Unfortunately, our trip was very windy and my buddy's boat wasn't quite up to the task of taking on the whitecaps. We ended up anchoring in the marina for the last couple of hours to finish getting skunked. Very strange to get skunked there (twice in a row for me), especially with the guy I went with. He fishes Willard almost exclusively and really knows where to find the fish.
Bummer! Oh well. Hopefully Willard doesn't have another skunk up its sleeve for my next trip there, whenever that will be.
On Saturday, my family and I took a nice hike to Twin Lakes Reservoir at Brighton Ski Resort. The main goal for this trip was to trap minnows, which I like to use when I'm bait fishing. Twin has an overabundance of redside shiners and some suckers as well. Trapping them is as easy as dropping a couple of Ritz crackers into the basket and walking away for a few minutes.
The fishing has always been slow for me there, but I had hopes of catching some of the well-fed cutthroat and getting my wife into some as well. The last time I went, I was able to catch a few and they were pretty round.
The lake required a pretty good hike (for a family at least) that took about 45 minutes to get to. It's a really pretty area and it was nice to see that Old Man Winter had finally released those mountains from his frosty grip. Only a month earlier and the hole place was under five feet of snow or more.
Brighton is a pretty neat place with several water bodies, many of which have fish. From stocked rainbows & brookies, to cutts and even some wary lake trout in one lake, this place is fishy and plagues my thoughts all year long. I'm hoping to land my first lake trout here, although that is another story.
Twin Lakes Reservoir is at maximum capacity, as are most waters in the state. I've never seen water flowing over its spillway, which it was gushing over on this trip.
Luckily, the minnows were schooled up along the shoreline near the dam, as I'd expected. Trapping them was as easy as ever and I was glad to harvest several pounds of them using only a few crackers. Nice!
The sport fish skunk from Thursday had lingered on, however, and we saw absolutely no action from the trout over the course of about three hours. Oh well, that's fishing sometimes. We got our minnows and plenty of scenery, so it wasn't a total bust.
A yellow bellied marmot provided some entertainment for us on the way down and didn't seem to mind our presence at all. Practically domesticated from all the human traffic of the area, we didn't feel bad to offer it our last Ritz, which it happily accepted. The kids loved it!
So as the last few waking hours of my time off whittle away, I'm left to reflect as I write this and it really was wonderful to spend the extra time with my family, see some old favorite areas, and chase the fish tail around, although it certainly could've been more productive. It's been grand and now it's back to the grind.

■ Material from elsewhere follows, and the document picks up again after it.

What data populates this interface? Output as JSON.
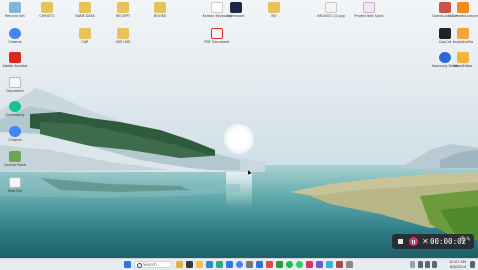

Happy Fishing, Humans.
Proper Tool For The Job - And no none of these are lake runs. My birdseye maple and walnut burl have seen some seriously large driftless trout. *http://ldhnets.com/*
9 hours ago